Sep 14, 2012 0 Share

The Comfort Zone


Highway signs saying "Change" and "Same."
iStockphoto

Over the weekend, we received some wonderful news. Stephen is back in town!

For those of you who don’t know who he is, Stephen was Cody’s first Occupational Tech with our current agency and he is awesome! He left the States for a while to do some mission work, but now he has returned and started back with Cody yesterday. We are very happy!

This might bring up the question of how this is conducive to acclimating Cody to change. That was one of our key goals—to help Cody cope with everyday surprises that arise throughout life without having a meltdown. Since Cody and Stephen know each other and get along so well, one might be persuaded to believe that this situation is more like handing Cody a security blanket than asking him to step outside his comfort zone. But it’s not and I’ll explain why.

First and foremost, I think this is a clear example of how change comes to everyone’s life. Stephen had planned on being gone for a much longer period of time. But as it worked out, he wasn’t. It wasn’t what Stephen had planned. But he had to deal with it.

Secondly, Cody had become at ease with having someone else in Stephen’s place. Now Stephen is back, so it shows Cody that even though someone may be gone from his life for a time, it doesn’t mean they will never return to his life.

Cody will need to return to Stephen’s ways of implementing his care plan. Stephen’s ways are typically more challenging than those of the other Techs that Cody has encountered. He knows Stephen and Stephen knows him. But for a time, Cody was able to avoid having to do some necessary tasks to help him learn because the others were not accustomed to standing as firm as Stephen does. Stephen pushes Cody more to try new things and to work on skills that Cody finds less pleasant—such as learning correct spellings for words in his writing, or making his bed, or the task he dreads probably most of all: cleaning his bathroom.

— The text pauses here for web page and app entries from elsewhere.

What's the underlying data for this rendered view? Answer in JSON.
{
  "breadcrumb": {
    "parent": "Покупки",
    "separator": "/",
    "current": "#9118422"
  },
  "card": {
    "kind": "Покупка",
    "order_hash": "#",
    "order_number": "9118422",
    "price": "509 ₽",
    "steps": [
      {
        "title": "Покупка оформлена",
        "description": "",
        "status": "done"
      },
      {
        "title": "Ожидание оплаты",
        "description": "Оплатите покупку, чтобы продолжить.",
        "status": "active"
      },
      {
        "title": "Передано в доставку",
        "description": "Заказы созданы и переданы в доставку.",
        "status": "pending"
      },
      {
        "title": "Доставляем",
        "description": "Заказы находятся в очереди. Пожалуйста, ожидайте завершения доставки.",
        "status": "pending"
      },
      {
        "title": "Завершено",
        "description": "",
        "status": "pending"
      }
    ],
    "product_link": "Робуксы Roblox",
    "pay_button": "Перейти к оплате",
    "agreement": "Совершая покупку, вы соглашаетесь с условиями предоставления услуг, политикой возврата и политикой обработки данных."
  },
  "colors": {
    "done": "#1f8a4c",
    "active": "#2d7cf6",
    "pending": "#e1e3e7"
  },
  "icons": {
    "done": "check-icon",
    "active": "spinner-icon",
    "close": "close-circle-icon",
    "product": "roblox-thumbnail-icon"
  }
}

The upside of this change in demand, however, is that Cody is now more richly rewarded for completing those arduous chores. This is also a change from what he has been accustomed to since Stephen has been away. Since Stephen knows Cody better than other support workers, the two of them can go to the places Cody most enjoys on their outings.

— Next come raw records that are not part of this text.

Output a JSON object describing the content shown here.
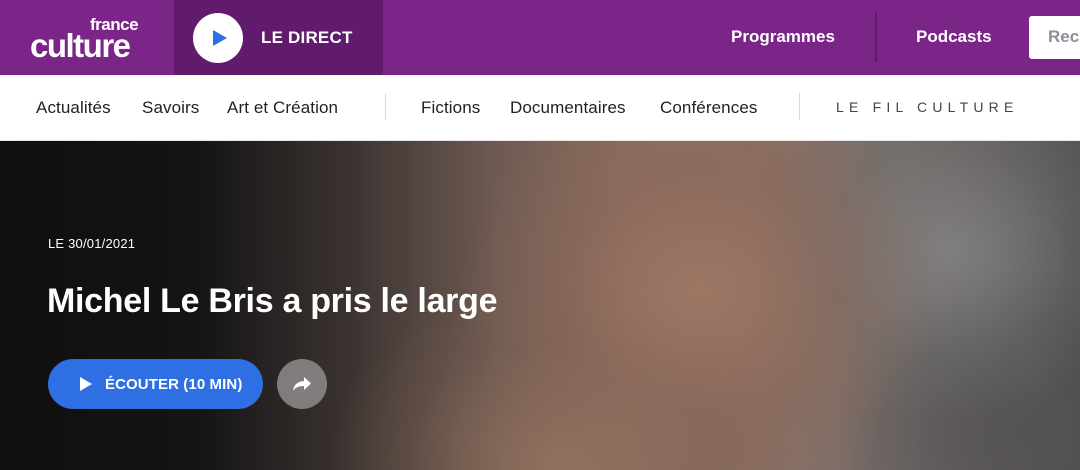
{
  "brand": {
    "logo_small": "france",
    "logo_big": "culture",
    "colors": {
      "topbar": "#7b2588",
      "direct_bg": "#611b6c",
      "accent_blue": "#2f6fe4"
    }
  },
  "header": {
    "direct_label": "LE DIRECT",
    "direct_icon": "play-icon",
    "links": [
      "Programmes",
      "Podcasts"
    ],
    "search_text": "Rech"
  },
  "subnav": {
    "group1": [
      "Actualités",
      "Savoirs",
      "Art et Création"
    ],
    "group2": [
      "Fictions",
      "Documentaires",
      "Conférences"
    ],
    "fil_culture": "LE FIL CULTURE"
  },
  "hero": {
    "date": "LE 30/01/2021",
    "title": "Michel Le Bris a pris le large",
    "listen_label": "ÉCOUTER (10 MIN)",
    "listen_icon": "play-icon",
    "share_icon": "share-icon"
  }
}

I also feel more at ease about leaving plans behind, because I know I can count on Stephen to follow through. For example, Cody sometimes gets into a rut of wanting the same thing for lunch every day. Lately it has been tomato soup. So, I’m going to start incorporating simple but fun recipes for them to make for snacks and lunches. Today I’m going to have them make snack cracker sandwiches. With Stephen’s help, Cody will be responsible for following the directions and completing the recipe to make lunch for the two of them.

I can also feel more at ease that Cody will be fine with other changes I wish to incorporate into his plan. Learning where cities are on a map will be one of them. With Stephen’s help he will locate certain cities and their states. As time goes on perhaps he can learn more about what kind of life that city has to offer.

Cody has also not been interested in much physical activity since Stephen left. Now, that will no longer be the case. As I write this, Cody and Stephen are off to play basketball at the recreation center nearby. The weather outside is getting cooler so it will be nice for them to take walks out in the fresh air again. Maybe Stephen can even get Cody to work on developing his gross motor skills and hand-eye coordination by playing catch with a ball and glove or by tossing the football around.

I know these things will be an adjustment for Cody because even though he has worked with Stephen before, this is a change. But it will be fine because there is a level of trust with Stephen that allows him to feel at ease making those changes. Then maybe he will realize even change can be comfortable.